Agricultural cooperative MFA brings together 45,000 farmers in Missouri and adjacent states. One of the US' oldest regional co-ops, supplying its member/owners with agronomy, distribution, financing, and purchasing services, it runs more than 145 retail farm supply centers and works with independent dealers. MFA supplies animal feeds, seed, fertilizer, and crop protection products. The co-op also provides its members with agronomy services, animal-health products, and farm supplies. It also offers marketing services, and is the publisher of
Agmo Corporation, MFA's finance company, provides co-op members longer credit terms for purchases made through MFA's retail outlets.
MFA's plant food sales exceed 1 million tons each year.
The coop has fertilizer terminals on the Mississippi River, as well as on the Missouri and Arkansas rivers.
Sales and Marketing
The coop sells through 400 independent dealers.

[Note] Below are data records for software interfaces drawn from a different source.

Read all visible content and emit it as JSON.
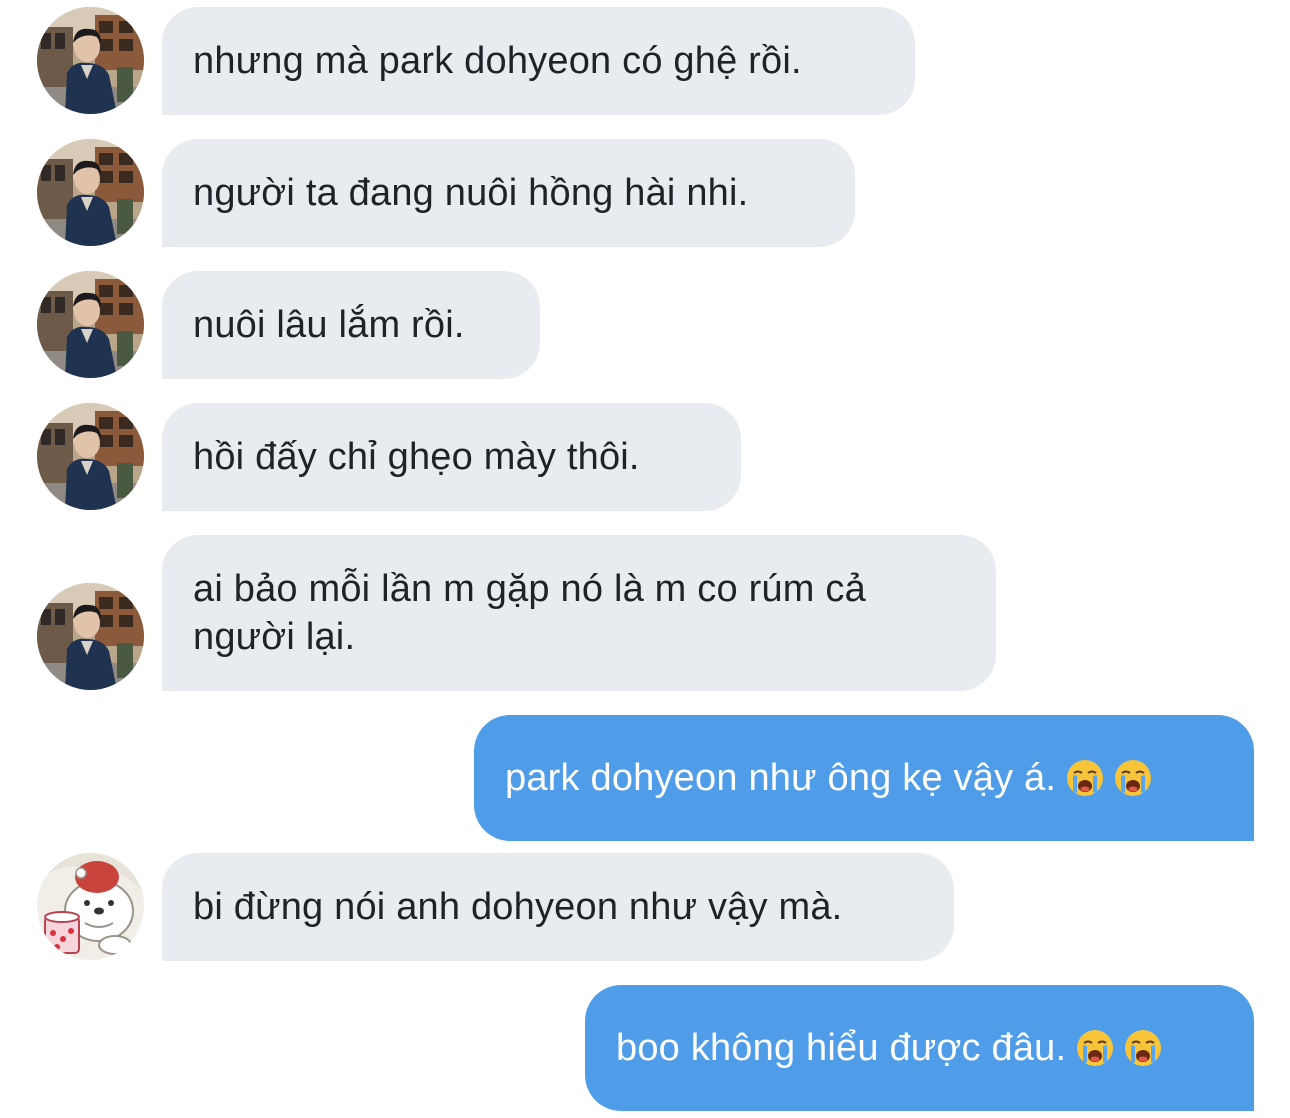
{
  "messages": [
    {
      "sender": "park",
      "text": "nhưng mà park dohyeon có ghệ rồi."
    },
    {
      "sender": "park",
      "text": "người ta đang nuôi hồng hài nhi."
    },
    {
      "sender": "park",
      "text": "nuôi lâu lắm rồi."
    },
    {
      "sender": "park",
      "text": "hồi đấy chỉ ghẹo mày thôi."
    },
    {
      "sender": "park",
      "text": "ai bảo mỗi lần m gặp nó là m co rúm cả người lại."
    },
    {
      "sender": "me",
      "text": "park dohyeon như ông kẹ vậy á.",
      "emoji": [
        "loudly-crying-face",
        "loudly-crying-face"
      ]
    },
    {
      "sender": "bear",
      "text": "bi đừng nói anh dohyeon như vậy mà."
    },
    {
      "sender": "me",
      "text": "boo không hiểu được đâu.",
      "emoji": [
        "loudly-crying-face",
        "loudly-crying-face"
      ]
    }
  ],
  "colors": {
    "incoming_bubble": "#e8ecf0",
    "outgoing_bubble": "#4f9de8",
    "incoming_text": "#1f2328",
    "outgoing_text": "#ffffff"
  },
  "avatars": {
    "park": "photo-avatar-man-in-dark-coat",
    "bear": "cartoon-polar-bear-avatar"
  }
}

Part of MFA's strategy is to focus on growth initiatives and find opportunistic products and services to provide to its customers. Strategic river terminals and other bulk facilities give it capacity to deliver bulk quantities of plant food. It also invests in rolling stock, trucks, and application equipment to ensure bulk products are efficiently delivered to retail customers.
In 2016 the coop formed a joint venture with
MFA Oil Company
, a farmer-owned energy supply cooperative, to build a shuttle-loader facility on the
Union Pacific Railroad
line about 5 miles east of Hamilton, Missouri. The grain-handling facility will consist of 2 million bushels of permanent storage and 1.5 million bushels of temporary storage along with a loop rail siding to accommodate a 110-railroad-car 'shuttle' unit. Once completed, the structure will allow farmers in north central Missouri and southern Iowa to deliver crops to a modern, high-speed grain facility.
Expanding its assets, in 2013 MFA acquired Producers Grain Company's assets in El Dorado Springs, Walker, Bronaugh, and Nevada in Missouri.
The co-op was established in 1914 when seven Missouri farmers got together to buy binder twine.